THE PROBLEM: Which of the lines in the records below hold the string "today"? Copy every one of them.

Records from a collection
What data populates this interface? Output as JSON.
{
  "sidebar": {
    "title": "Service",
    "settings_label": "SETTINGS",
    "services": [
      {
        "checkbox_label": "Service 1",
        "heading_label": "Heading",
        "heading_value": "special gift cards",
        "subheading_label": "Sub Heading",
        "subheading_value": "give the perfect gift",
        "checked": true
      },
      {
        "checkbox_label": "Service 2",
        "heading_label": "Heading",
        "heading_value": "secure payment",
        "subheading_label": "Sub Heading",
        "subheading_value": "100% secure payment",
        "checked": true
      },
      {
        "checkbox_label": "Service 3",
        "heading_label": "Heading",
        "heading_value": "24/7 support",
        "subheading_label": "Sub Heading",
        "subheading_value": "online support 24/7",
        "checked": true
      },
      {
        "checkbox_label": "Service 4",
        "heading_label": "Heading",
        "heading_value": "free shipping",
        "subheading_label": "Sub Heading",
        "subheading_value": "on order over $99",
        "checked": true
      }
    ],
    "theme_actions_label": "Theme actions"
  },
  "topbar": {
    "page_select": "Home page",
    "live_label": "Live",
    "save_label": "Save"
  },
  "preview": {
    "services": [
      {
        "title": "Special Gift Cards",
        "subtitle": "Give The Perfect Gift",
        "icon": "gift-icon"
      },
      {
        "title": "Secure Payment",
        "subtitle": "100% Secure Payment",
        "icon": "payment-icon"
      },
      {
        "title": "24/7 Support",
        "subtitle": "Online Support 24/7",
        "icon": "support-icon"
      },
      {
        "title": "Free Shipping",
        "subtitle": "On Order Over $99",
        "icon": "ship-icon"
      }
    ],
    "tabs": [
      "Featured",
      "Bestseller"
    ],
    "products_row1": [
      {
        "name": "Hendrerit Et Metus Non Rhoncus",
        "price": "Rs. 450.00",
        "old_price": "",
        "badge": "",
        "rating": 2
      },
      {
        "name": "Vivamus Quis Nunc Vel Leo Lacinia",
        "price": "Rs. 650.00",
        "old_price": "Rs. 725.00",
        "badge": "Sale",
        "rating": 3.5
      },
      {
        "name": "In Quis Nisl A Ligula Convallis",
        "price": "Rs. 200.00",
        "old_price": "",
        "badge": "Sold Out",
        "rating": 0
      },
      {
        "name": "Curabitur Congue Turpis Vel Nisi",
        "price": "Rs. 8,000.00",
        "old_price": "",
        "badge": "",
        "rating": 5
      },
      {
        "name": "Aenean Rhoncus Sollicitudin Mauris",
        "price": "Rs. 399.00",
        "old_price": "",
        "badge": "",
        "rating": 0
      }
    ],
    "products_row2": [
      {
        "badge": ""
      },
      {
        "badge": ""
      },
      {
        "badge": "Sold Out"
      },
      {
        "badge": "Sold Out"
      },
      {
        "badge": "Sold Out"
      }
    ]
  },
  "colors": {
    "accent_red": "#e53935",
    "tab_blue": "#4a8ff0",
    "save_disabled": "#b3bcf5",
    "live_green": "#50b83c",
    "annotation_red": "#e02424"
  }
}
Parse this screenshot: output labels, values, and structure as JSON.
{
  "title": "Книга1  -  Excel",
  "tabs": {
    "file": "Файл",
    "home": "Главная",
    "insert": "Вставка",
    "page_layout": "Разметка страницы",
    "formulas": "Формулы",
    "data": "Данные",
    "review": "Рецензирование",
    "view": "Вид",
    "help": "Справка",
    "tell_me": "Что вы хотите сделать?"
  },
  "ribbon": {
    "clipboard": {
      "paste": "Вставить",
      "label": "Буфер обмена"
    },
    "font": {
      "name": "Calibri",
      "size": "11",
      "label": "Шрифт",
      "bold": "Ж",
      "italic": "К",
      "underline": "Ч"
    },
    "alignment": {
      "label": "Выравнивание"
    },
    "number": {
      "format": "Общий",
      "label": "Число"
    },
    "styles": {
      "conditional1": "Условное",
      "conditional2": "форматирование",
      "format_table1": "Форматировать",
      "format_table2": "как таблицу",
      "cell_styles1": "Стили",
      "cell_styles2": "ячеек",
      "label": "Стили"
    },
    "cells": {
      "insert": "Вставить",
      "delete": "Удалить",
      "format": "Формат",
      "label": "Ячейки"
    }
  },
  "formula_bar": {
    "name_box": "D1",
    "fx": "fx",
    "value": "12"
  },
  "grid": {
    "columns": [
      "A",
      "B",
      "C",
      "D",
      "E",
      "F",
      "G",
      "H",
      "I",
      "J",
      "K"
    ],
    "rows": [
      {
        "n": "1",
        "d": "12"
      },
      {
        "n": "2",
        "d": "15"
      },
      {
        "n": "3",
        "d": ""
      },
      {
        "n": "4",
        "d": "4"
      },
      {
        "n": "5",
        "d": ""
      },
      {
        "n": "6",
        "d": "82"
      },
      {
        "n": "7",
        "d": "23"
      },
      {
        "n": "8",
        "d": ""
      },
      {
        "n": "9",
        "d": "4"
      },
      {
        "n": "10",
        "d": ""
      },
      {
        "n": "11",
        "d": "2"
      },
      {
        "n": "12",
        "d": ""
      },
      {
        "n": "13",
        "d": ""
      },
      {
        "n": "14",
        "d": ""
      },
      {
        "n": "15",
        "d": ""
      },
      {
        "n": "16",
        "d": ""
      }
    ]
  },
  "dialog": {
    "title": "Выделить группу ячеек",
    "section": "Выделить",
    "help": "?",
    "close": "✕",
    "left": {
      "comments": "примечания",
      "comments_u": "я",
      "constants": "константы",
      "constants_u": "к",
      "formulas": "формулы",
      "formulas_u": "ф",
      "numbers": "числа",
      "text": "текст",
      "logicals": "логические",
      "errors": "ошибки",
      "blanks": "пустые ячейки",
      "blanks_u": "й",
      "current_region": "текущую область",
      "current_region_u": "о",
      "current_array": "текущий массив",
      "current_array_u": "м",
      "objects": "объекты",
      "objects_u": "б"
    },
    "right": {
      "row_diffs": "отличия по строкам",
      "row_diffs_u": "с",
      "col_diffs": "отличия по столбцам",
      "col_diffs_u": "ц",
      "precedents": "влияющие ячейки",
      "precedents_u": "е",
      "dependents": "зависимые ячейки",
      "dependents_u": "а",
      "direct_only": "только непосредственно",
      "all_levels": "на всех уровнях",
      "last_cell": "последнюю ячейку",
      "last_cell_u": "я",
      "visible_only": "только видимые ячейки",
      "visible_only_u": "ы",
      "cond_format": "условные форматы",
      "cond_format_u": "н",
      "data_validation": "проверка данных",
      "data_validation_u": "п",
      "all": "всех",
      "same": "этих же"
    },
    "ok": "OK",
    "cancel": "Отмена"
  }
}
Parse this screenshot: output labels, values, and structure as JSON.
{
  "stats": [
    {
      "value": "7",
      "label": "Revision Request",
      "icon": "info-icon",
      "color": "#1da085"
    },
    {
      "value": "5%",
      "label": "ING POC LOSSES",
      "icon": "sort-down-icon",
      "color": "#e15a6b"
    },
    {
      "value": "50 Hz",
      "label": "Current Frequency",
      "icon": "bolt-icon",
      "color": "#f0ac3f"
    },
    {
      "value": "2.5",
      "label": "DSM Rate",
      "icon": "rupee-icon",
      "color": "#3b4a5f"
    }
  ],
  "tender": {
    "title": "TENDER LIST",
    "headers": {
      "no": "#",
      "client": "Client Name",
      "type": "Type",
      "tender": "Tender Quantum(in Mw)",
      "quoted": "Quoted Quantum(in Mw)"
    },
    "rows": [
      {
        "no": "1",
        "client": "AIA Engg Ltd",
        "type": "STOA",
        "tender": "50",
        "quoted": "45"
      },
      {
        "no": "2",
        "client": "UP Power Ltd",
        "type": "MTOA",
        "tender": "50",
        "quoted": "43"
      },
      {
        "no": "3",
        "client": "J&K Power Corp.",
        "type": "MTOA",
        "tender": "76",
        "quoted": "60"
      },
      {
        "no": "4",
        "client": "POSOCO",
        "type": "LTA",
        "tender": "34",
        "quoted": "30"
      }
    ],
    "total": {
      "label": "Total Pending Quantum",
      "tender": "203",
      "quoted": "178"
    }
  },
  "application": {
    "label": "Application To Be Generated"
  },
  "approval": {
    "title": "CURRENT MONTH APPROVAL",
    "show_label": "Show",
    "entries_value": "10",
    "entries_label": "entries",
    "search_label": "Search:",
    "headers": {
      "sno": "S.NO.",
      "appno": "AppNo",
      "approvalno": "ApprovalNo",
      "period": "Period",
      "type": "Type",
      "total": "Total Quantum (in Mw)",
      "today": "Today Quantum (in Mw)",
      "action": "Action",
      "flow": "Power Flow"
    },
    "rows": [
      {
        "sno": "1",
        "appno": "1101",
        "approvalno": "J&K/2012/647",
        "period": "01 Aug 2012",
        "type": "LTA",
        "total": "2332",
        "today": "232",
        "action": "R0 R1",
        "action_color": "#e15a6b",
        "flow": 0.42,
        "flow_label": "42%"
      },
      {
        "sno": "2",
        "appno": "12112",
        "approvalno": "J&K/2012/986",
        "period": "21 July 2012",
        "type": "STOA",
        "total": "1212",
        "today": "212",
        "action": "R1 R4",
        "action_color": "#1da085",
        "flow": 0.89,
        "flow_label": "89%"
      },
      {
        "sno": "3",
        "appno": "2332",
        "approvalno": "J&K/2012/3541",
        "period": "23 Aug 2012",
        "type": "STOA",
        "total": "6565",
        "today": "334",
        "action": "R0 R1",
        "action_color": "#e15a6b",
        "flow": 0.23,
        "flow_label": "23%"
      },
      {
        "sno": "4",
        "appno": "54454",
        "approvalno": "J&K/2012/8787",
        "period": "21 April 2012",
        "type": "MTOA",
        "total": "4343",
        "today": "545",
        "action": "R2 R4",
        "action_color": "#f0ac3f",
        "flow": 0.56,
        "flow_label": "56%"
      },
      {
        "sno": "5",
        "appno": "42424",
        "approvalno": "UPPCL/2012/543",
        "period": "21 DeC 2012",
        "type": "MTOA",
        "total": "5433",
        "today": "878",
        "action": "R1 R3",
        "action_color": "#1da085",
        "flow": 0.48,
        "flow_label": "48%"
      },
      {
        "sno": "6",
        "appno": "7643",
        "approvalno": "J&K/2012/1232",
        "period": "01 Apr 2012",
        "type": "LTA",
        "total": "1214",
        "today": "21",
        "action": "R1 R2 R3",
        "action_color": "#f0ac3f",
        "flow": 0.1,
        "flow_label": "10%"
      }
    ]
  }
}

RESPONSE:
      "today": "Today Quantum (in Mw)",
        "today": "232",
        "today": "212",
        "today": "334",
        "today": "545",
        "today": "878",
        "today": "21",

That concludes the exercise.